Search the listing for the word "this" and say how many lines have it, nothing besides.

━━━ INPUT MATERIAL

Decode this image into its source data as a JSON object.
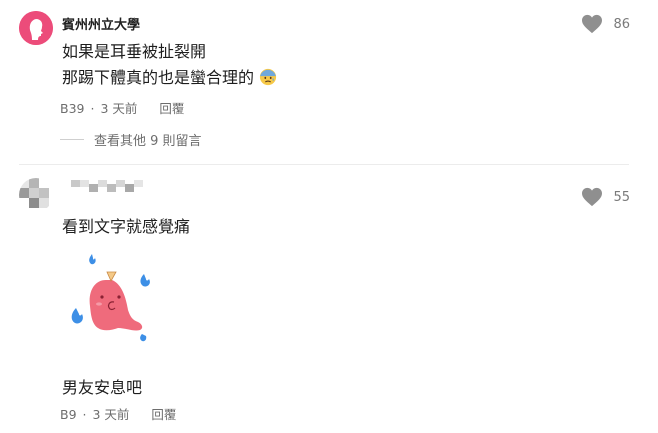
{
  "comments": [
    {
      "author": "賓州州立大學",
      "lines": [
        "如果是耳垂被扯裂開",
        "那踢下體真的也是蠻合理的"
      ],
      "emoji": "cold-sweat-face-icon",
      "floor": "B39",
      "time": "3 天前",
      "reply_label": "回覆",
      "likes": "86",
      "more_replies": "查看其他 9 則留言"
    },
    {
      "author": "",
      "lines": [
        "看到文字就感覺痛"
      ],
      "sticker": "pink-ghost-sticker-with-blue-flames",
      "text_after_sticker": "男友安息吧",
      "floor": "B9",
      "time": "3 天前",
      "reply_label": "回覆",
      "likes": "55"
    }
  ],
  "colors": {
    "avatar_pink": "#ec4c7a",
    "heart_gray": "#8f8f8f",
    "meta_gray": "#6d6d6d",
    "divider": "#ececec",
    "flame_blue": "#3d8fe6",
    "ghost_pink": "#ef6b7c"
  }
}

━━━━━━
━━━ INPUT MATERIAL

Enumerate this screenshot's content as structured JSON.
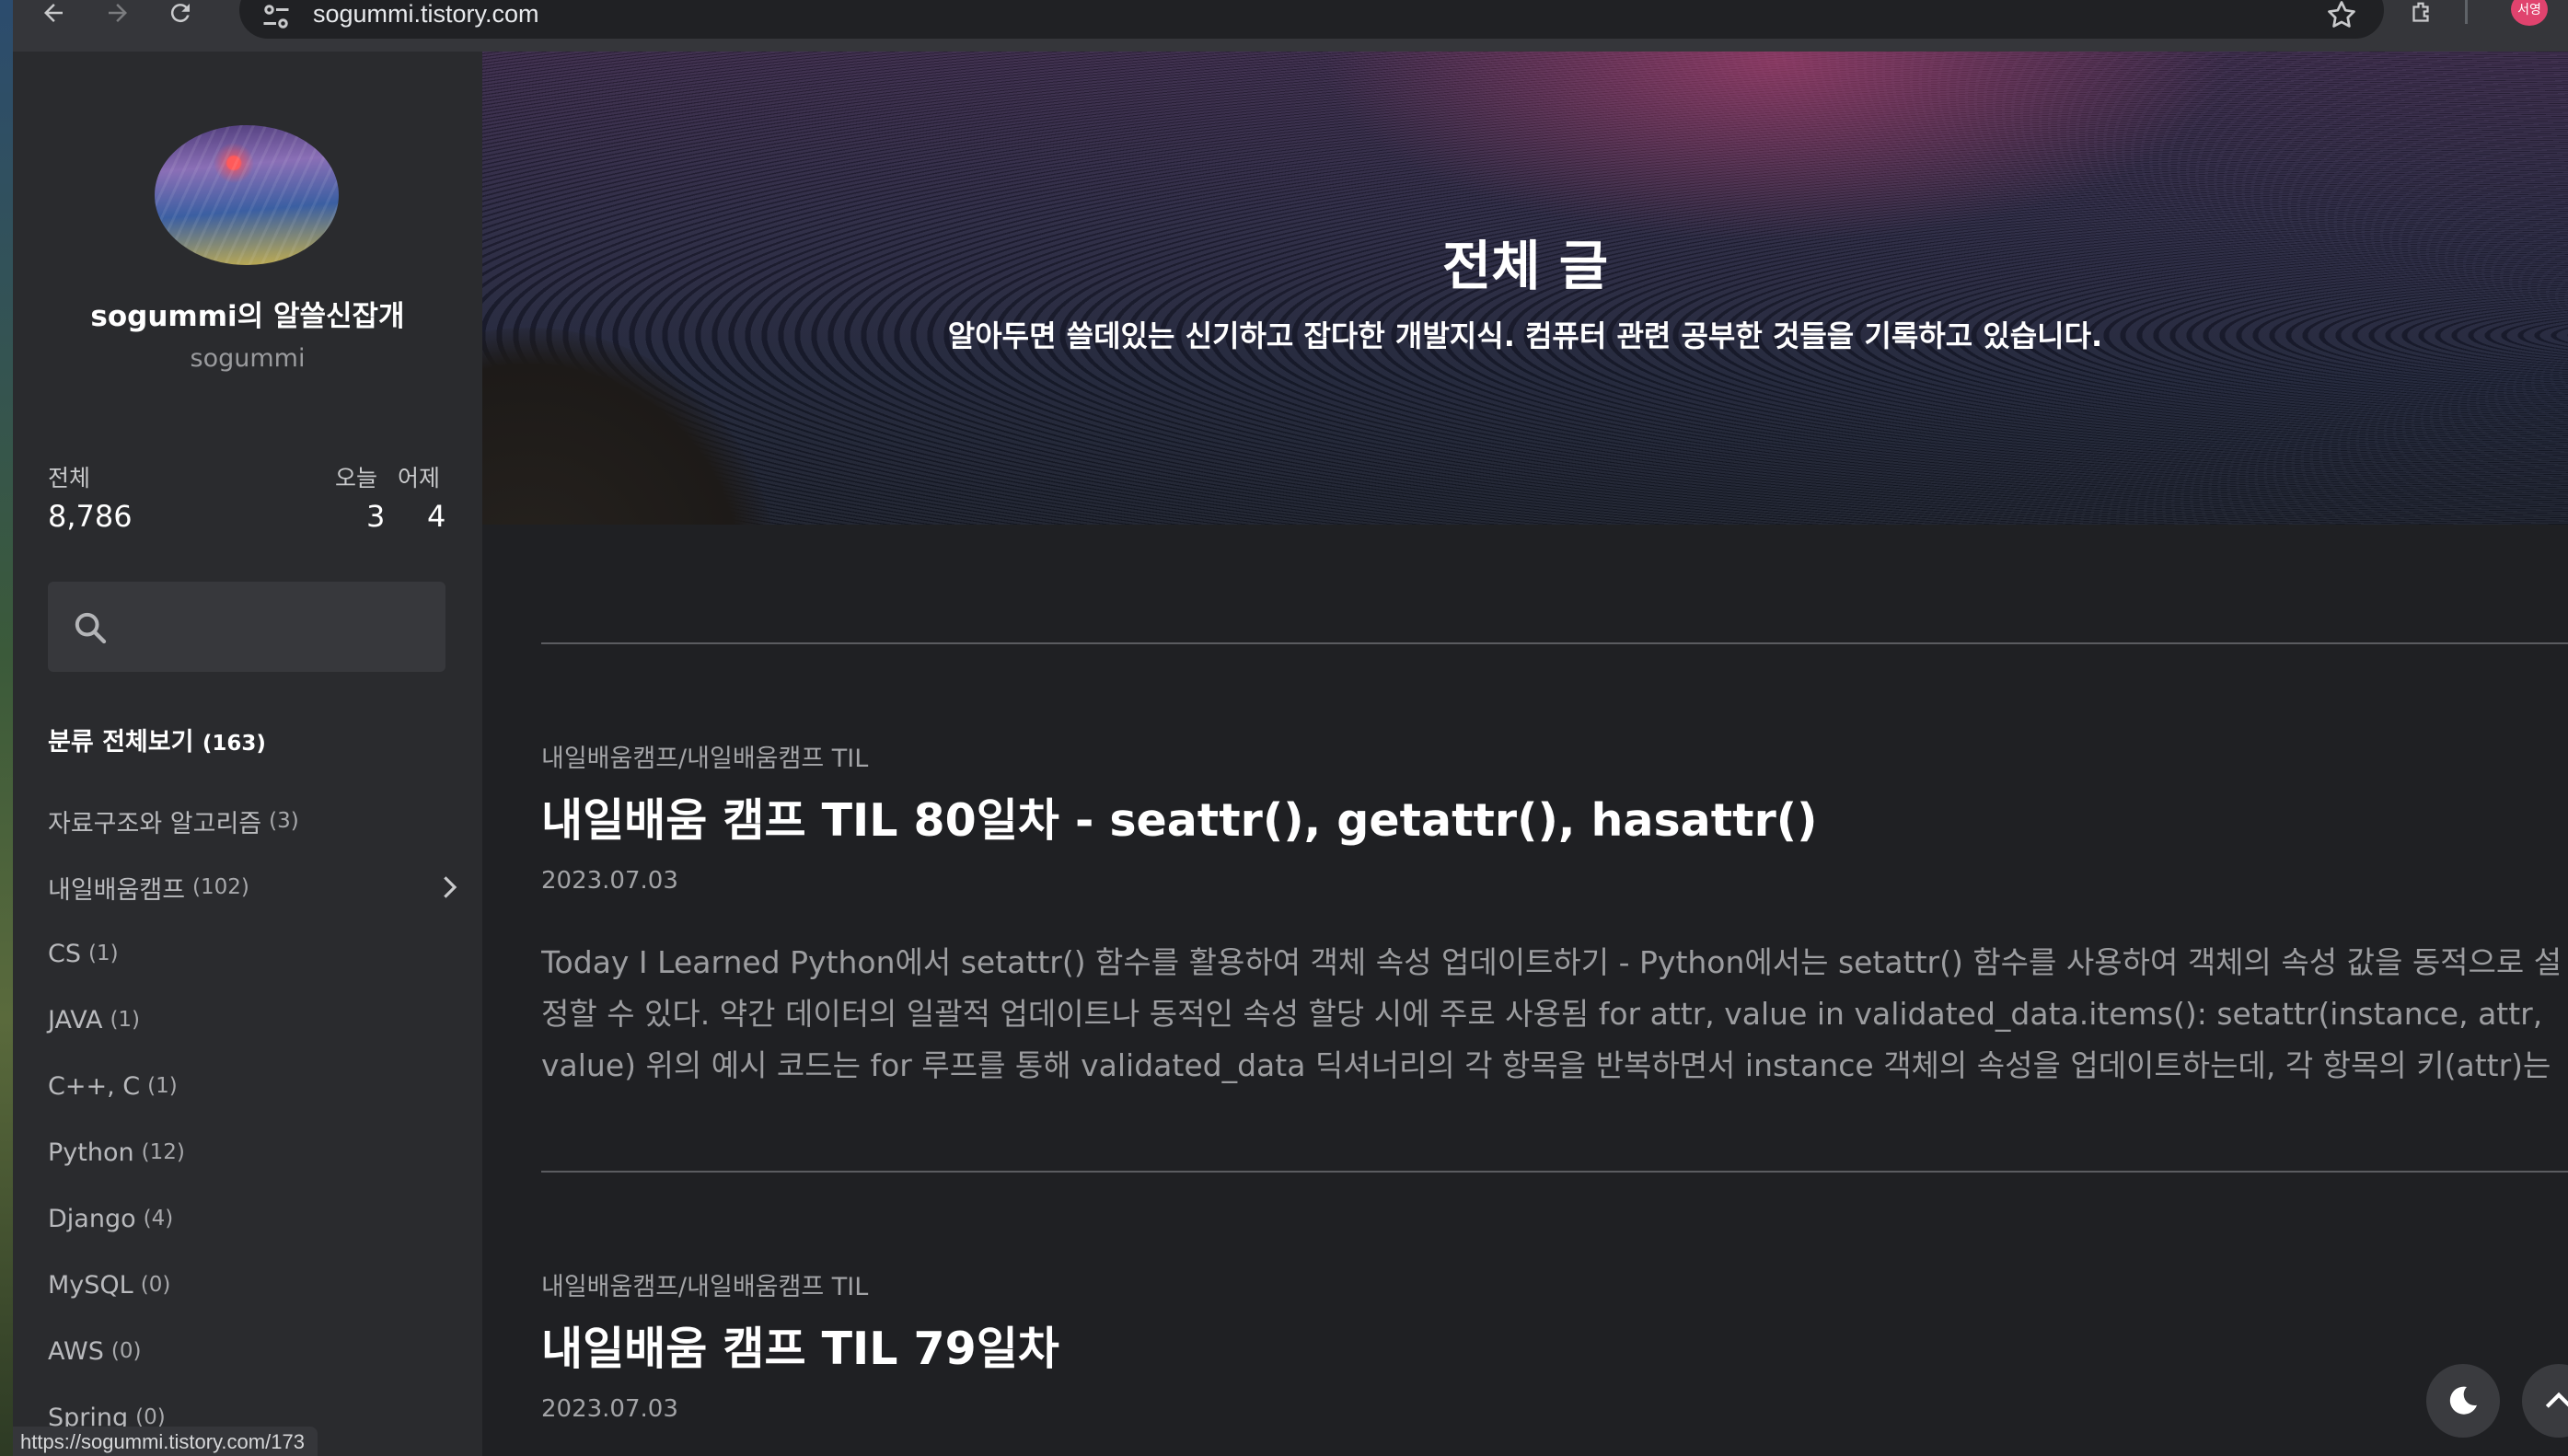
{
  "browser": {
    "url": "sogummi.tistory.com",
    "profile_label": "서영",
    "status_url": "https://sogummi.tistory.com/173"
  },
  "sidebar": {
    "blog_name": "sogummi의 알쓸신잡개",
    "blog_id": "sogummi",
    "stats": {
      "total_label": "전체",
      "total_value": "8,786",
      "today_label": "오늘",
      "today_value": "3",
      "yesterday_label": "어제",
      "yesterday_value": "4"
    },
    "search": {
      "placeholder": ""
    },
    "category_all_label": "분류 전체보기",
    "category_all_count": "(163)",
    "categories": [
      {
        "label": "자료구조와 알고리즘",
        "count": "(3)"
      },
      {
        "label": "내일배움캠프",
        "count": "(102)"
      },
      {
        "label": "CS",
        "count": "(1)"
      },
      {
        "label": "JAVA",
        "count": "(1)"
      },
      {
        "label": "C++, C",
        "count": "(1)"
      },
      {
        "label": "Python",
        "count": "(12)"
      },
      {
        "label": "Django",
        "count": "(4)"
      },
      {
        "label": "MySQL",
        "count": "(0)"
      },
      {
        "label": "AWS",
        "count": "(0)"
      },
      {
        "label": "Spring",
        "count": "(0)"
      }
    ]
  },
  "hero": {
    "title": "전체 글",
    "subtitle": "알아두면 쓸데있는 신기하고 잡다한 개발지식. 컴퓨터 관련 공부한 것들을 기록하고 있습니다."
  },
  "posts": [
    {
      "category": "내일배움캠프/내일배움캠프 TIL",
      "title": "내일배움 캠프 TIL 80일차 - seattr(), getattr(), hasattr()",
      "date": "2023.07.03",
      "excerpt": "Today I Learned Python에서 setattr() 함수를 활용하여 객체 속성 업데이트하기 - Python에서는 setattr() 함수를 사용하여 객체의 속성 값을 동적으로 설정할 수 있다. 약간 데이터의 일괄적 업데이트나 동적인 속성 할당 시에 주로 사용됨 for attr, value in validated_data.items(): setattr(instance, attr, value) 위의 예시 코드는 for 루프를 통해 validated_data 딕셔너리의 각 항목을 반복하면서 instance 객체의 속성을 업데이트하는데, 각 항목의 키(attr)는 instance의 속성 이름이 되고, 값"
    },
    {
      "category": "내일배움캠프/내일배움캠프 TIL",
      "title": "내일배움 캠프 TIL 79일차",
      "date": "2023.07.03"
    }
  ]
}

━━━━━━

• SOLUTION TO THE EXERCISE
2